    Unfortunately, the cost of bad workmanship can extend far beyond the price of repairing the initial issues. Luckily, I caught the issue within a couple months of the roof installation and informed the homeowner that he needed to immediately contact the company to install the vent. But just imagine the damage that would have been caused if it had been left! It was only a matter of time (weeks or months at most) before those shingles blew away or cracked, leaving a gaping hole for water to pour directly into this man’s attic. And since it was a two storey house with a steep roof, he would have never known until it was too late and he had thousands of dollars of damage to his attic, ceiling, electrical and a myriad of other issues!


    The same can be said of eavestrough. The symbiotic relationship between your roofing and eavestrough systems is one of the most important on your house. An improperly sloped eavestrough job can easily create ice dams that back up underneath your shingles that will eventually melt water right into your attic and potentially your house, creating board rot, mold and a host of other issues. Conversely, if your eavestroughs do not drain properly you can end up with excessive water near your foundation and a potentially flooded basement.
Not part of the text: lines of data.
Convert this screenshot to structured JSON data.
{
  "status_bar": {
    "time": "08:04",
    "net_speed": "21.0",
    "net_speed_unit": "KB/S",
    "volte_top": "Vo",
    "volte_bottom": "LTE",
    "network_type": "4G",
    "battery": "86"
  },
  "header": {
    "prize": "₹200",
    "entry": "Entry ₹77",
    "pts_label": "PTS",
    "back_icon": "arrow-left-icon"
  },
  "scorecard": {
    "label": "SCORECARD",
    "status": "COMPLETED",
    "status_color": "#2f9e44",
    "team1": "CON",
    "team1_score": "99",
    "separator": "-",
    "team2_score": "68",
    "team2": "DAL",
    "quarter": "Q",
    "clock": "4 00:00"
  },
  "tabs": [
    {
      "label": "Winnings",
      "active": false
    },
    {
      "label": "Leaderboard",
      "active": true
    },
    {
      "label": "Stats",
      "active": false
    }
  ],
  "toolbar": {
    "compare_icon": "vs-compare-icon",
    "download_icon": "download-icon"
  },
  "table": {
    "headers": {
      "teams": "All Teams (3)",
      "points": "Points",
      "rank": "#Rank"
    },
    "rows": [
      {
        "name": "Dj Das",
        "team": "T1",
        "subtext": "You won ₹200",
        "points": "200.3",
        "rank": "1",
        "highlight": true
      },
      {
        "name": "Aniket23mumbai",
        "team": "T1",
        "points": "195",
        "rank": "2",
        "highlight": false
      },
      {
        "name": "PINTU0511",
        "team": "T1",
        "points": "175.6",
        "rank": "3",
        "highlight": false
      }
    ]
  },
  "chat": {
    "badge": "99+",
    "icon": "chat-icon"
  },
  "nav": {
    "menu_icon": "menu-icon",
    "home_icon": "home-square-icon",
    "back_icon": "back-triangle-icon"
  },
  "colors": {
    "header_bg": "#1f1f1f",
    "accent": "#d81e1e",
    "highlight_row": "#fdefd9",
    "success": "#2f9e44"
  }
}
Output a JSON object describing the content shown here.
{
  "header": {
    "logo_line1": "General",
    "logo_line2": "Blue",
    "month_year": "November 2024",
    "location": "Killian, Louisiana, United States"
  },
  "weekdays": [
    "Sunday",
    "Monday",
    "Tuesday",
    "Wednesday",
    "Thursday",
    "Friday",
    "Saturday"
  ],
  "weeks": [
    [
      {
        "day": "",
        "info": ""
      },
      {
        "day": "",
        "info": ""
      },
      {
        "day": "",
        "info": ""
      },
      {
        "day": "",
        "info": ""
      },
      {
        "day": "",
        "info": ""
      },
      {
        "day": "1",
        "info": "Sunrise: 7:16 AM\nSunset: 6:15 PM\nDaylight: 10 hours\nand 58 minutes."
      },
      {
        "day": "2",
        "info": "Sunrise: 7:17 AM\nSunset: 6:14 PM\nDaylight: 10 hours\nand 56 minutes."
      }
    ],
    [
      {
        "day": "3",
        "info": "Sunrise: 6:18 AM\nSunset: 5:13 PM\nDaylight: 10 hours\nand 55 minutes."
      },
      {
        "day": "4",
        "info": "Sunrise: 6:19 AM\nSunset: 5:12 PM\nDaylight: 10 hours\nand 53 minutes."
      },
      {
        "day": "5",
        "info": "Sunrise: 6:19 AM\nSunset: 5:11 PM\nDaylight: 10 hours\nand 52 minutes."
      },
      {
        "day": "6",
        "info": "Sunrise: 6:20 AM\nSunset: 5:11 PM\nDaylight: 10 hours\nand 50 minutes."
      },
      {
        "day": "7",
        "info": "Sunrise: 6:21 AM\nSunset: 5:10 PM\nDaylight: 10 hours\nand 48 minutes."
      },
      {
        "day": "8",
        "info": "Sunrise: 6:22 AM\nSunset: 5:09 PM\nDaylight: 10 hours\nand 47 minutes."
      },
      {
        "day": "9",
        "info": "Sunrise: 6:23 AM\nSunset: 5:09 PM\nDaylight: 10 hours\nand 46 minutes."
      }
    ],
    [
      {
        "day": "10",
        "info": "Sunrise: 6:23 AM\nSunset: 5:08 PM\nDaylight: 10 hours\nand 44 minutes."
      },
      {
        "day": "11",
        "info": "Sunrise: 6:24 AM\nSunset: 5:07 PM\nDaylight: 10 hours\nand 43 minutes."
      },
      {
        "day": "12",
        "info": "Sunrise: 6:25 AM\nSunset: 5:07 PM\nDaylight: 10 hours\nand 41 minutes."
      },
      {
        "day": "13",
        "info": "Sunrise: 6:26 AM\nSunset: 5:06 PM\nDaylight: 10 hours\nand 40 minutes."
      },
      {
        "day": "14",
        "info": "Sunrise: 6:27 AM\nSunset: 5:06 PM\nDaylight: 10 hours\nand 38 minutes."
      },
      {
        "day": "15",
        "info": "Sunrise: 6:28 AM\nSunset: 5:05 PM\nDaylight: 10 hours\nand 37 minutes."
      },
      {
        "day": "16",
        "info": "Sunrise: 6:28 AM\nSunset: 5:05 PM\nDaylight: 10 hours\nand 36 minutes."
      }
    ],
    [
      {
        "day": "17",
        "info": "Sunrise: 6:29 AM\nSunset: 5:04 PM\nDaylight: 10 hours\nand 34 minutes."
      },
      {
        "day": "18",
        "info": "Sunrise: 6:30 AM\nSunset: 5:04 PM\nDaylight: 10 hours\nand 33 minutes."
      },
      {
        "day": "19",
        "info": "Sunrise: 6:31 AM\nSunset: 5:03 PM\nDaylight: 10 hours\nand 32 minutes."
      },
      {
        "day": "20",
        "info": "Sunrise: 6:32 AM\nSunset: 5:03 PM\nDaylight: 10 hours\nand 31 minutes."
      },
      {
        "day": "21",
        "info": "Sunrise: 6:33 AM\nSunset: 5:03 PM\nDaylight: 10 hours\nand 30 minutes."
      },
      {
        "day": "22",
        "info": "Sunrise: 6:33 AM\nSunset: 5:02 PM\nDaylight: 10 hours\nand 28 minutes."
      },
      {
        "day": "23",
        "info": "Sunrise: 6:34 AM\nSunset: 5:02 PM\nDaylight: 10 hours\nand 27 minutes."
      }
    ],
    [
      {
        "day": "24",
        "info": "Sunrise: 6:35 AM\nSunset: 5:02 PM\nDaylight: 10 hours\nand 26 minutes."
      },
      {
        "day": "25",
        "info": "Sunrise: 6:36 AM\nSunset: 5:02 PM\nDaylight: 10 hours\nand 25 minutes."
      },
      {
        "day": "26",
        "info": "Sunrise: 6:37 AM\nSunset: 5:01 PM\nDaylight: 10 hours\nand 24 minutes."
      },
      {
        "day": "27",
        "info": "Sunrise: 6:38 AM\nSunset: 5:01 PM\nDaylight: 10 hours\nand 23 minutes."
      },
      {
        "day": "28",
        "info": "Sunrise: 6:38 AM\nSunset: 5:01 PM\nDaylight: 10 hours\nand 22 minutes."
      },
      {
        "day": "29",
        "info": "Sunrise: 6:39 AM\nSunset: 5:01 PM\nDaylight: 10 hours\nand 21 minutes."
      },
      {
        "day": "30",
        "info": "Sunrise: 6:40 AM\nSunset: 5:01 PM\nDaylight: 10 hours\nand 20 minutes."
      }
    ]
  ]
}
    Understandably, homeowners are sometimes seduced by low prices and should rightfully be considering what the best value for their hard earned money will be. Just be careful and wise! Sometimes the “cheapest price” up front can cost you more in the long run.